Morticians plan funerals, prepare obituary notices, coordinate the participation of clergymen and pallbearers and schedule burials. Morticians also prepare the bodies for interment and console family members. Their hourly wages vary, depending on experience and the size and location of their mortuary.
Hourly Wages Approximately $25
Morticians averaged $24.87 per hour as of May 2013, according to the U.S. Bureau of Labor Statistics - with the low and the high range between $12.73 and $38.61. Morticians are required to complete at least an associate degree in mortuary science and train for one to three years as apprentices. They must also pass a competency exam through the American Board of Funeral Service Education to receive a state license.

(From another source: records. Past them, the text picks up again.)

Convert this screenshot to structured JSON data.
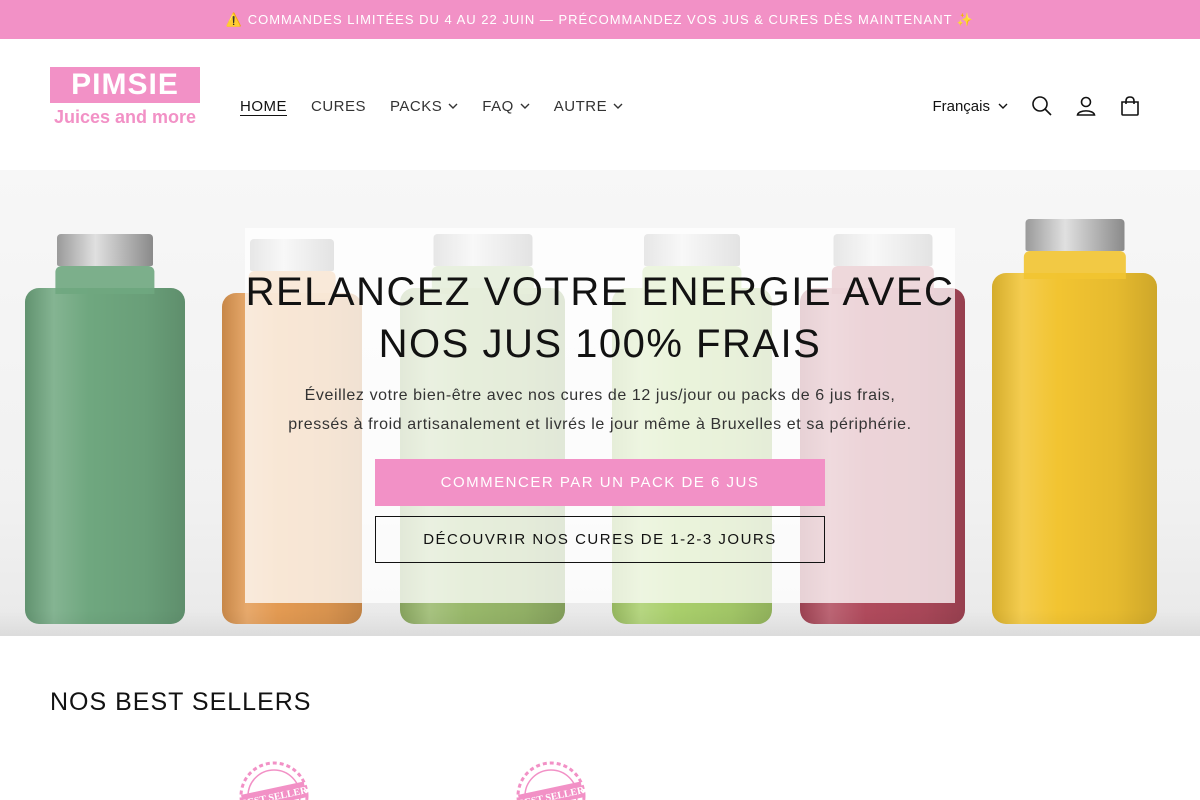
{
  "announcement": {
    "text": "⚠️ COMMANDES LIMITÉES DU 4 AU 22 JUIN — PRÉCOMMANDEZ VOS JUS & CURES DÈS MAINTENANT ✨"
  },
  "brand": {
    "name": "PIMSIE",
    "tagline": "Juices and more",
    "accent_color": "#f291c6"
  },
  "nav": {
    "items": [
      {
        "label": "HOME",
        "active": true,
        "dropdown": false
      },
      {
        "label": "CURES",
        "active": false,
        "dropdown": false
      },
      {
        "label": "PACKS",
        "active": false,
        "dropdown": true
      },
      {
        "label": "FAQ",
        "active": false,
        "dropdown": true
      },
      {
        "label": "AUTRE",
        "active": false,
        "dropdown": true
      }
    ]
  },
  "header": {
    "language": "Français",
    "icons": [
      "search-icon",
      "account-icon",
      "cart-icon"
    ]
  },
  "hero": {
    "title": "RELANCEZ VOTRE ENERGIE AVEC NOS JUS 100% FRAIS",
    "text": "Éveillez votre bien-être avec nos cures de 12 jus/jour ou packs de 6 jus frais, pressés à froid artisanalement et livrés le jour même à Bruxelles et sa périphérie.",
    "primary_button": "COMMENCER PAR UN PACK DE 6 JUS",
    "secondary_button": "DÉCOUVRIR NOS CURES DE 1-2-3 JOURS",
    "bottle_colors": [
      "#6fa77f",
      "#e39a52",
      "#98b86a",
      "#a9cf6b",
      "#b04a5c",
      "#f2c431"
    ]
  },
  "best_sellers": {
    "title": "NOS BEST SELLERS",
    "badge_text": "BEST SELLER"
  }
}
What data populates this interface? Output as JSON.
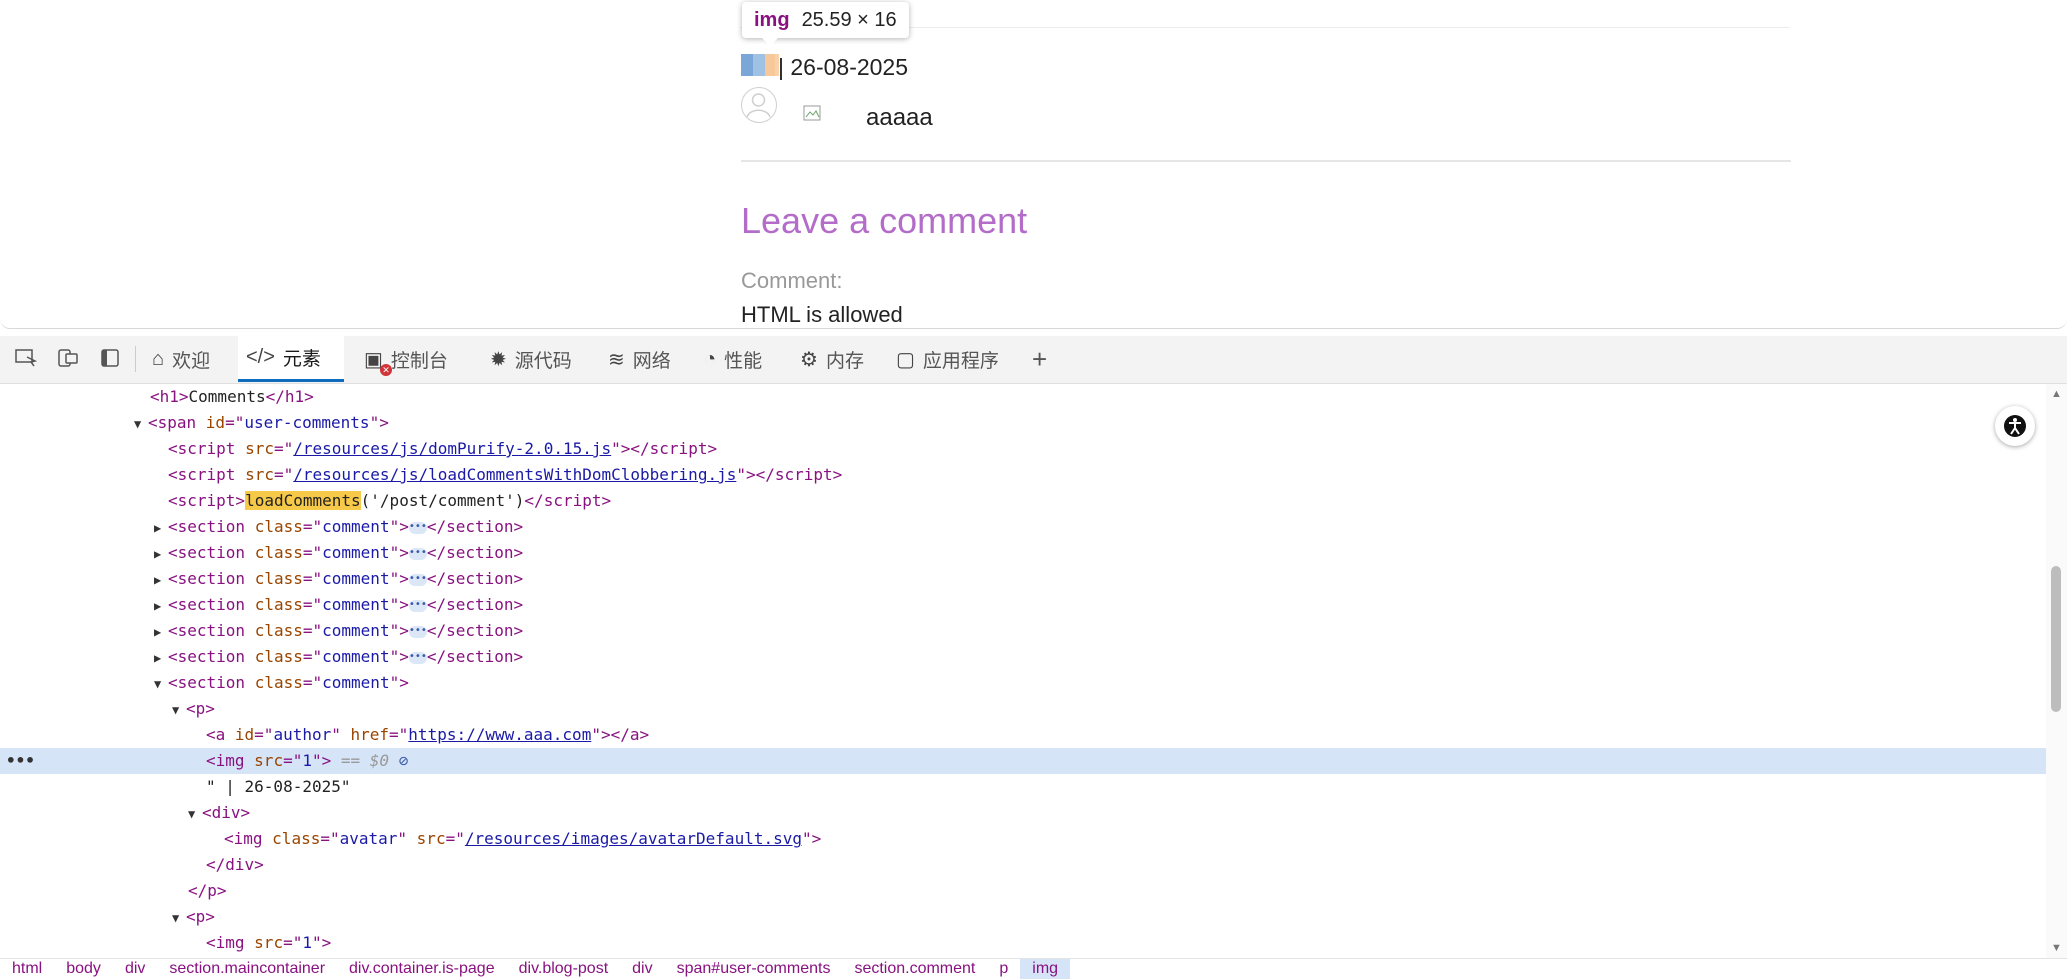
{
  "page": {
    "tooltip": {
      "tag": "img",
      "dims": "25.59 × 16"
    },
    "comment_date": "| 26-08-2025",
    "comment_text": "aaaaa",
    "leave_heading": "Leave a comment",
    "comment_label": "Comment:",
    "html_allowed": "HTML is allowed"
  },
  "devtools": {
    "tabs": [
      {
        "label": "欢迎",
        "icon": "home-icon"
      },
      {
        "label": "元素",
        "icon": "code-icon"
      },
      {
        "label": "控制台",
        "icon": "console-icon"
      },
      {
        "label": "源代码",
        "icon": "bug-icon"
      },
      {
        "label": "网络",
        "icon": "wifi-icon"
      },
      {
        "label": "性能",
        "icon": "gauge-icon"
      },
      {
        "label": "内存",
        "icon": "chip-icon"
      },
      {
        "label": "应用程序",
        "icon": "app-icon"
      }
    ],
    "add_tab": "+",
    "active_tab": "元素"
  },
  "dom": {
    "h1_text": "Comments",
    "span_id": "user-comments",
    "script1_src": "/resources/js/domPurify-2.0.15.js",
    "script2_src": "/resources/js/loadCommentsWithDomClobbering.js",
    "script3_fn": "loadComments",
    "script3_args": "('/post/comment')",
    "section_class": "comment",
    "a_id": "author",
    "a_href": "https://www.aaa.com",
    "img_src": "1",
    "selected_marker": "== $0",
    "text_node": "\" | 26-08-2025\"",
    "avatar_class": "avatar",
    "avatar_src": "/resources/images/avatarDefault.svg"
  },
  "breadcrumbs": [
    "html",
    "body",
    "div",
    "section.maincontainer",
    "div.container.is-page",
    "div.blog-post",
    "div",
    "span#user-comments",
    "section.comment",
    "p",
    "img"
  ]
}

High Earnings in Northeast
In 2013, funeral homes in Illinois paid their morticians the highest hourly rates—$36.05, the BLS reported—while those in Kentucky made the least at $17.77. Morticians averaged the highest wages of between $27.90 and $36.04 in six Northeast states: New Hampshire, Rhode Island, Connecticut, New Jersey, Delaware and Maryland. They made relatively low wages -- $17.77 to $21.56 -- in seven Southern states: Arkansas, Louisiana, Mississippi, Alabama, Georgia, South Carolina and Kentucky.
Projected deaths of the large baby boom generation between 2012 and 2022 will spur employment growth for morticians and funeral directors by 12 percent, which is as fast as average. Many people will also prearrange their funerals, which should also positively impact jobs. Morticians can advance their careers by becoming owners of funeral homes.